#### [Website and app data records]
* * * *
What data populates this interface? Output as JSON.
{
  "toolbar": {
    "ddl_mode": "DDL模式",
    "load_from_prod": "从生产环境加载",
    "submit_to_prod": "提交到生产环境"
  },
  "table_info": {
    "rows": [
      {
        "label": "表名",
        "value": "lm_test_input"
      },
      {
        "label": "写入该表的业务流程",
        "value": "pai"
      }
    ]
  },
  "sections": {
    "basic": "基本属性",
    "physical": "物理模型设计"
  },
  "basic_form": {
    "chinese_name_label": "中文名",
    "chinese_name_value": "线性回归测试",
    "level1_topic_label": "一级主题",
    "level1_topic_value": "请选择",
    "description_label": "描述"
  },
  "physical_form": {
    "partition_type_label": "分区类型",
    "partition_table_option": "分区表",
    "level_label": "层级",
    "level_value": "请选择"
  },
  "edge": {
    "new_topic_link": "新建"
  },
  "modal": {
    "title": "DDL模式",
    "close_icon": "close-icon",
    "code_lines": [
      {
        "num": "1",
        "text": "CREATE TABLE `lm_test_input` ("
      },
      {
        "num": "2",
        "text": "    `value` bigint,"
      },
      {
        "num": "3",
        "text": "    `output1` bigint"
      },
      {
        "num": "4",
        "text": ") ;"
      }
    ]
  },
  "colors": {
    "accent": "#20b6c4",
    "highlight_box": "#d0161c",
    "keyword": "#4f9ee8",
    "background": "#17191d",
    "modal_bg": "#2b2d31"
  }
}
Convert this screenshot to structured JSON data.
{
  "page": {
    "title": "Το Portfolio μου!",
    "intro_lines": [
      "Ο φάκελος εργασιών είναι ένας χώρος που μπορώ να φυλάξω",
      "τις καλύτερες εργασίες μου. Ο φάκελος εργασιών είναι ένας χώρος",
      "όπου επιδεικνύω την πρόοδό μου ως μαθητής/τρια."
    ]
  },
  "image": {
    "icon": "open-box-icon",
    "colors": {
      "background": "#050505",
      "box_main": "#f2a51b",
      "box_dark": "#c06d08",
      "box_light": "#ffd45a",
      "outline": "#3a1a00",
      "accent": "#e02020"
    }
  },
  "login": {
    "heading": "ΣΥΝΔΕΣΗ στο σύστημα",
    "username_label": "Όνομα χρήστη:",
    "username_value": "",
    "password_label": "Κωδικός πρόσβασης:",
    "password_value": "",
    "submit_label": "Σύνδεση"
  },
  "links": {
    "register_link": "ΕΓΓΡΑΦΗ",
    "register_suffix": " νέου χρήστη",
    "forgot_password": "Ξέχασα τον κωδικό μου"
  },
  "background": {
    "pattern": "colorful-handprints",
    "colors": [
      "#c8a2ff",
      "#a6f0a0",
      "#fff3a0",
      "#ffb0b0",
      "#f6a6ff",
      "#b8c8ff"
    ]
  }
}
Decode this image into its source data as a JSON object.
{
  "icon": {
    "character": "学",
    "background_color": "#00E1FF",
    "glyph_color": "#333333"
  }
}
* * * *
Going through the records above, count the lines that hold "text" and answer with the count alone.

#### [Solution to this problem]
4